The Shepherd had permission to sit on his owner’s lap and I was sitting across from his owner. This means the travel gods were smiling on me that day because how can you have a bad flight when there’s an I’m-gonna-squeeze-you-you-so-cute puppy across the aisle? On top of that, I had a coupon for a free adult beverage because at this point I’m putting Southwest Airlines employees’ kids through college and they give me drink coupons to say thanks. You’re welcome, guys. Merlot.
I know better than to try and pet a stranger’s dog without asking; I certainly know not to reach for a service dog without permission. But when we were delayed on the runway for another ten minutes and everyone was sitting around bored, I figured it would be okay to ask if I could pet the dog.
“Yes, you can pet him,” the man said, friendly, his speech staccato. “His name is Cody.”
I put my hand out for Cody to sniff it and then, having been accepted, I petted that sweet creature and felt every tense cell in my body melt. I don’t love all dogs — I’m afraid of most big dogs, in fact — but there are magical dogs in this world. Cody was one of them. Mild. Kind. A honey of a animal. Which made it all the more painful to watch him as we took off.
The captain announced we were next up for departure and as the engines began to rev, Cody began to pant. He whipped his head around, scared at the noises: the fans, the announcements, the wheels, the machinery in the belly of the beast. I never realized just how noisy it is when a plane begins to take off; it’s loud in there. Cody’s brow displayed intense fear. He never whined, but he shook and shook, trembling so hard his owner had to hold him tight to his chest to keep him safe.
My heart ached. I don’t know why it was so hard to see it, but when Cody plunged his head into the crook of his owner’s arm to hide, to make it go away, there were tears in my eyes. Life is terrifying. Oh, it’s grand and it’s great but it’s terrifying — and that grand, great stuff can be as terrifying as the rest of it. The man told me later in the flight that Cody was attacked by pit bulls a couple years ago and was still traumatized by the event. He said Cody didn’t use to be so nervous.
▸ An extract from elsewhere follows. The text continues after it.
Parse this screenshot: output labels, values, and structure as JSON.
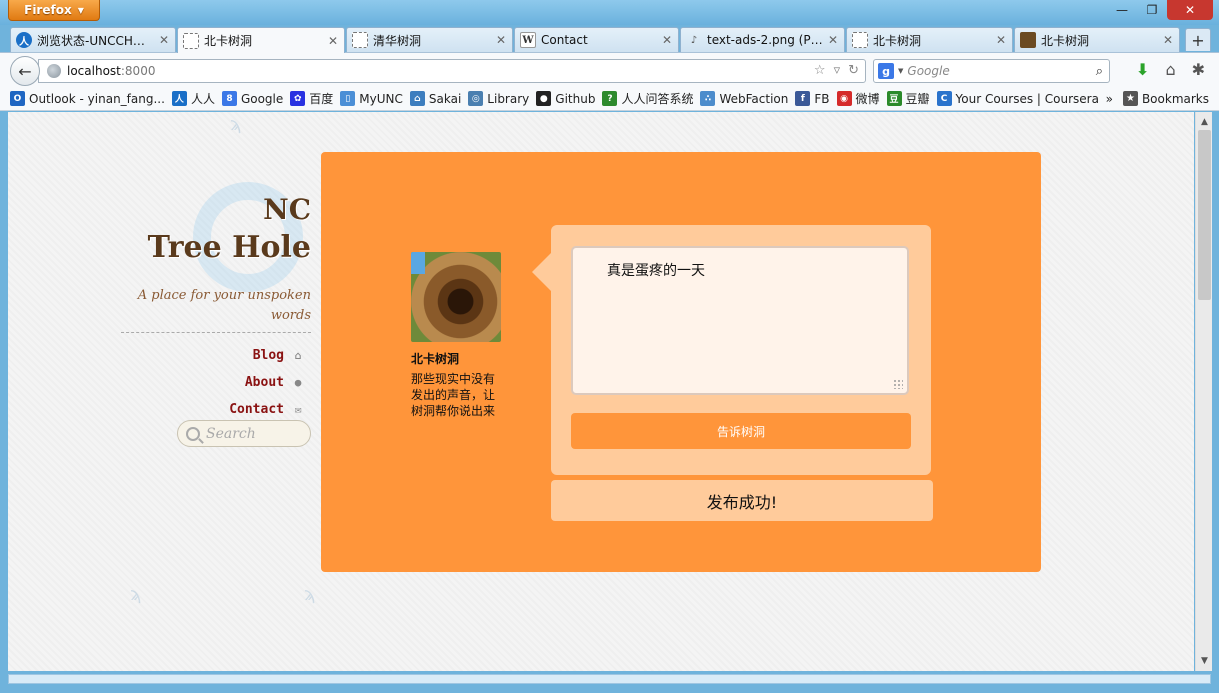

Landing was tough, too. But when we deplaned, a little girl of about six was at the gate where we came out and squealed with pure joy when she saw Cody. She ran up to the owner and asked if she could pet the dog. As I passed them to head toward baggage check, I saw the little girl love Cody completely and totally, smiling, welcoming him to terra firma with no idea how happy Cody was to see her.